-- PROBLEM --
Restate every record that follows, keeping it exact.

[[ INFORMATION GIVEN, beginning ]]

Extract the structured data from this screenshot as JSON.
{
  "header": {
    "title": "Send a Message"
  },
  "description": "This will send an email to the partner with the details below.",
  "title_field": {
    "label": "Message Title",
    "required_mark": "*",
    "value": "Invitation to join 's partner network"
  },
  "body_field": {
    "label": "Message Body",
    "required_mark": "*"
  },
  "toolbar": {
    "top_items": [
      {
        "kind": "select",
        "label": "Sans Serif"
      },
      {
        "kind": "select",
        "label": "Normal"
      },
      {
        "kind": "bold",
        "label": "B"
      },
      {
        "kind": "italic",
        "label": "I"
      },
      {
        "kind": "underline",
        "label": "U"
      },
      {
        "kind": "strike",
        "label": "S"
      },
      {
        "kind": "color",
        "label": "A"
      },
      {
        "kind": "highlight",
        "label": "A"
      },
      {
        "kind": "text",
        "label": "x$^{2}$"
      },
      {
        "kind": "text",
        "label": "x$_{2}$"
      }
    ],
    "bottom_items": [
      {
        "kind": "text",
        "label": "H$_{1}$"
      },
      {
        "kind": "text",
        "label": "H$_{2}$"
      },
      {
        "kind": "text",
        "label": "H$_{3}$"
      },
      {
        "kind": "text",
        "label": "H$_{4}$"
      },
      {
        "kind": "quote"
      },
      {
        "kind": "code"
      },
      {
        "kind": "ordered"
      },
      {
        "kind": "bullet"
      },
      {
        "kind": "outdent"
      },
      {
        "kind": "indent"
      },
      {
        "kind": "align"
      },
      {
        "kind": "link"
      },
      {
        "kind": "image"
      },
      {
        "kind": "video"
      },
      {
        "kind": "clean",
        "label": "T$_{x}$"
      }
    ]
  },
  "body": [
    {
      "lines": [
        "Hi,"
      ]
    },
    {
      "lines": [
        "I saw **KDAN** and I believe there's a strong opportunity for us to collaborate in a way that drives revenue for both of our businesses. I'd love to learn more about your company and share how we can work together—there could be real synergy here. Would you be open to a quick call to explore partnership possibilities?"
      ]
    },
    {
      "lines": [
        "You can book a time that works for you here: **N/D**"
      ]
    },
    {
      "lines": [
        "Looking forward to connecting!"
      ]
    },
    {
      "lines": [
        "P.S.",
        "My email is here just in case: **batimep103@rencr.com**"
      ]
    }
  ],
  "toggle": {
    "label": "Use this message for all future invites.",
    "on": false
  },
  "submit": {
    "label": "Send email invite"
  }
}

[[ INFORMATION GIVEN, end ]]

-- RESPONSE BOX --
Extract the structured data from this screenshot as JSON.
{
  "header": {
    "title": "Send a Message"
  },
  "description": "This will send an email to the partner with the details below.",
  "title_field": {
    "label": "Message Title",
    "required_mark": "*",
    "value": "Invitation to join 's partner network"
  },
  "body_field": {
    "label": "Message Body",
    "required_mark": "*"
  },
  "toolbar": {
    "top_items": [
      {
        "kind": "select",
        "label": "Sans Serif"
      },
      {
        "kind": "select",
        "label": "Normal"
      },
      {
        "kind": "bold",
        "label": "B"
      },
      {
        "kind": "italic",
        "label": "I"
      },
      {
        "kind": "underline",
        "label": "U"
      },
      {
        "kind": "strike",
        "label": "S"
      },
      {
        "kind": "color",
        "label": "A"
      },
      {
        "kind": "highlight",
        "label": "A"
      },
      {
        "kind": "text",
        "label": "x$^{2}$"
      },
      {
        "kind": "text",
        "label": "x$_{2}$"
      }
    ],
    "bottom_items": [
      {
        "kind": "text",
        "label": "H$_{1}$"
      },
      {
        "kind": "text",
        "label": "H$_{2}$"
      },
      {
        "kind": "text",
        "label": "H$_{3}$"
      },
      {
        "kind": "text",
        "label": "H$_{4}$"
      },
      {
        "kind": "quote"
      },
      {
        "kind": "code"
      },
      {
        "kind": "ordered"
      },
      {
        "kind": "bullet"
      },
      {
        "kind": "outdent"
      },
      {
        "kind": "indent"
      },
      {
        "kind": "align"
      },
      {
        "kind": "link"
      },
      {
        "kind": "image"
      },
      {
        "kind": "video"
      },
      {
        "kind": "clean",
        "label": "T$_{x}$"
      }
    ]
  },
  "body": [
    {
      "lines": [
        "Hi,"
      ]
    },
    {
      "lines": [
        "I saw **KDAN** and I believe there's a strong opportunity for us to collaborate in a way that drives revenue for both of our businesses. I'd love to learn more about your company and share how we can work together—there could be real synergy here. Would you be open to a quick call to explore partnership possibilities?"
      ]
    },
    {
      "lines": [
        "You can book a time that works for you here: **N/D**"
      ]
    },
    {
      "lines": [
        "Looking forward to connecting!"
      ]
    },
    {
      "lines": [
        "P.S.",
        "My email is here just in case: **batimep103@rencr.com**"
      ]
    }
  ],
  "toggle": {
    "label": "Use this message for all future invites.",
    "on": false
  },
  "submit": {
    "label": "Send email invite"
  }
}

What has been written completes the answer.